was named William Galbraith.
grateful thanks to Kris, the sculptor, who, by happy accident,
spotted the figure in the Royal Academy catalogue for 1908, and
thus began a joyful trail of investigation
This article first appeared in the Dover
Society Newsletter for August 2011
DOVER SCHOOL OF ART
Goulden studied at the Dover School of Art, and its head for 42
years was William East.
East (left, with his wife, Emma) was also a councillor,
and a member of the Committee responsible for the design and
erection of the War Memorial in
This would have been particularly poignant for him as he lost
his own son on 10 May 1915.
Hubert East is
commemorated on the Menin Gate at Ypres.

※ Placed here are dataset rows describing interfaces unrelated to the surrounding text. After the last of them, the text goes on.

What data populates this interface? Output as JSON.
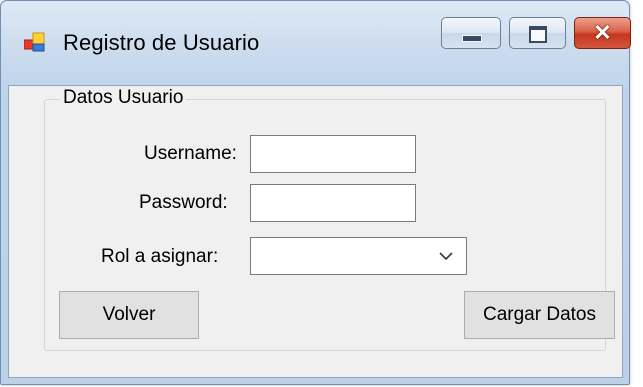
{
  "window": {
    "title": "Registro de Usuario",
    "icon": "windows-form-icon"
  },
  "caption_buttons": {
    "minimize": "minimize-icon",
    "maximize": "maximize-icon",
    "close_glyph": "✕"
  },
  "group": {
    "legend": "Datos Usuario"
  },
  "form": {
    "username_label": "Username:",
    "username_value": "",
    "password_label": "Password:",
    "password_value": "",
    "role_label": "Rol a asignar:",
    "role_value": ""
  },
  "buttons": {
    "back": "Volver",
    "load": "Cargar Datos"
  },
  "colors": {
    "titlebar": "#cfdeef",
    "client_background": "#f0f0f0",
    "button_face": "#e1e1e1",
    "close_button": "#c3371f"
  }
}
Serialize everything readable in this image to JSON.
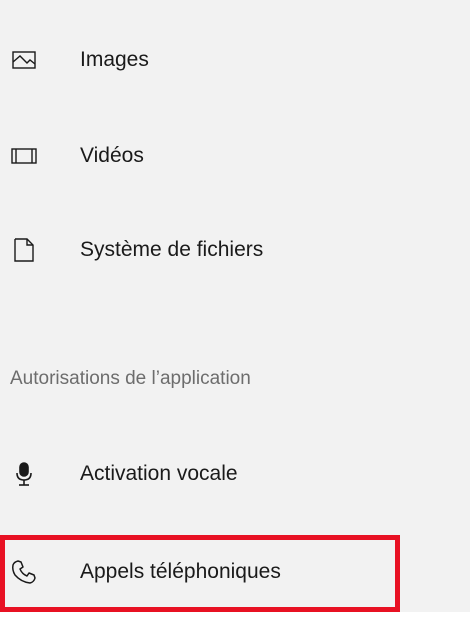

was twice, in 1898 and 1901, Master of the Freemason Peace and
Harmony Lodge (no 199) in Dover (right, in Masonic regalia).
He also was a pioneer of Esperanto in Dover. He died from pneumonia in 1925, while in office as Mayor. Mrs
East became in 1926 the first female Freeman of Dover.
The Easts are buried at
Charlton cemetery, Dover. The grave is shortly to be
with thanks to Phil Eyden
Illustrations, top to
From the Royal
Academy Catalogue of 1908
“Let Noble Ambition Be the Thirst of Youth Always”
Photographed by Simon
John Chambers, The Dover War Memorial Project
Kingston-upon-Thames War Memorial
Redhill and Reigate War Memorial
"Youth" at Newhaven cemetery
Richard and Muriel Goulden’s grave at Newhaven cemetery
By courtesy of Mandy
Dover School of Art
Mr East and family
Mr East in Freemasonic regalia
About Richard Goulden